One of the hardest things about writing poetry is knowing when you've finished. You think you've done the correct version but you still have to put it away before you start the revision and then get it out when you've distanced yourself slightly from the excitement of its creation. Look at it very carefully, checking that the whole message is communicating itself and then looking at all the details, every sentence, every phrase, every line, every word, making sure that it's exactly right. When you've got it exactly right, you put it away again and then you take it out again. You look at it all again and so on, you repeat the process as many times as it takes. I reckon that if you can look at a poem on two consecutive occasions and find that there's nothing else you want to alter, you've probably just about finished. One important thing to remember though is always to keep a copy of every version either on paper or in the computer. But sometimes you get to a stage where you say, 'I think I got it right three versions ago'. If you haven't kept those records, you're stuck.
IS THERE MUCH OF A MARKET FOR POETRY?
Very few people can make a living out of writing poetry but there are lots of outlets for your poetry. You can have them appear in small press magazines, in anthologies, they can be delivered at an open mic event or at a poetry reading. You can just share them for the pleasure of your family but, there's nothing that quite beats that feeling of satisfaction when you have a win in a competition or when you hold your first published collection in your hand.

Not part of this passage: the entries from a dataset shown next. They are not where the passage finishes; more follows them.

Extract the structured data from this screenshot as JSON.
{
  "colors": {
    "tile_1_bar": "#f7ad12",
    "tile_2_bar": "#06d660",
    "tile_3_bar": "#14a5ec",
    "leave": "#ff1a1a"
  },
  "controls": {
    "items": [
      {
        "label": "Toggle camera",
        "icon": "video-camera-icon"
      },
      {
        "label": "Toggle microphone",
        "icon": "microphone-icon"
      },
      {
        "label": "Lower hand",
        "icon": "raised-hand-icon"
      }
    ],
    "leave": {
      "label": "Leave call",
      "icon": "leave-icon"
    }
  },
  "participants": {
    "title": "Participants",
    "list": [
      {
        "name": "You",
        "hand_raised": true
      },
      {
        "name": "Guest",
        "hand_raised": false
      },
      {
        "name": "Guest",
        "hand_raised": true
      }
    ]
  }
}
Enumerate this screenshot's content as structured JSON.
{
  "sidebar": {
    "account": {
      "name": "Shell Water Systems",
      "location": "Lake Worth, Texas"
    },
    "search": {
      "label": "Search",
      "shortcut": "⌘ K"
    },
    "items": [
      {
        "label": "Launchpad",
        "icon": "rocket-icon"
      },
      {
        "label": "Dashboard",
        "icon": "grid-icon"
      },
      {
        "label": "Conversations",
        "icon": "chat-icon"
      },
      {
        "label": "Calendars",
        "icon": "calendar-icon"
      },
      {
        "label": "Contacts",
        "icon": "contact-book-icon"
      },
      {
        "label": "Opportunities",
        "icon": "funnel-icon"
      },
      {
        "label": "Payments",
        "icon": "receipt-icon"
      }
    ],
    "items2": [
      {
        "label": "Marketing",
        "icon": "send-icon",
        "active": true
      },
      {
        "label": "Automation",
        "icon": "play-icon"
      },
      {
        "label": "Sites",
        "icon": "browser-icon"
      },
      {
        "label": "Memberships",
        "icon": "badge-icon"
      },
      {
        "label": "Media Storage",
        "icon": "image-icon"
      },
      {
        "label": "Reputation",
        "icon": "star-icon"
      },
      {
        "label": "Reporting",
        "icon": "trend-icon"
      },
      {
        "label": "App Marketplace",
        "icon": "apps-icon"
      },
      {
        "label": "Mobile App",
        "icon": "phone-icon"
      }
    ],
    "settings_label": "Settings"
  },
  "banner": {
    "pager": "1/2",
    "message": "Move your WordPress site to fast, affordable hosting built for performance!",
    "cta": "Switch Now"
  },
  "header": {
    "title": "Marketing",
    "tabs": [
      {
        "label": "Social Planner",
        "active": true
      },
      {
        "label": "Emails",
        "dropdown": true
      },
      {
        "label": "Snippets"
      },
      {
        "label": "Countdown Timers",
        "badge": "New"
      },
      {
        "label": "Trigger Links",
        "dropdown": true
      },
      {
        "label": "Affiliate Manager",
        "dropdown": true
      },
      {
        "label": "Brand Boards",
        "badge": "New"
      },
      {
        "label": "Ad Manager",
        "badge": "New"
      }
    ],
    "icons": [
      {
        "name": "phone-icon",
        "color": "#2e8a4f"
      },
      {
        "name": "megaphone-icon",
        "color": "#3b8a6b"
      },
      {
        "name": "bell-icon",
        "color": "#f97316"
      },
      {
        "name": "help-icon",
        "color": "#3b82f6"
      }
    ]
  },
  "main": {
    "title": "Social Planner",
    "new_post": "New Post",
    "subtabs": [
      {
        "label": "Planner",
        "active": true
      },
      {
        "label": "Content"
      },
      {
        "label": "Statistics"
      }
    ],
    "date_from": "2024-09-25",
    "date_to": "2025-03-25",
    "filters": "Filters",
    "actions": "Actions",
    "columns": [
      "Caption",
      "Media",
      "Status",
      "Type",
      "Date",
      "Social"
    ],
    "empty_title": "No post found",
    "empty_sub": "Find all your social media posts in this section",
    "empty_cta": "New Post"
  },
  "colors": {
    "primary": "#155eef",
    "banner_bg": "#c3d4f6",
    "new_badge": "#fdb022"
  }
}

“I’m currently working on my fourth book, have been paid for my writing by at least 15 different magazines, and now earn half my income from writing – all thanks to The Writers Bureau’s course."
Sarah Plater - Writers Bureau Writer of the Year 2017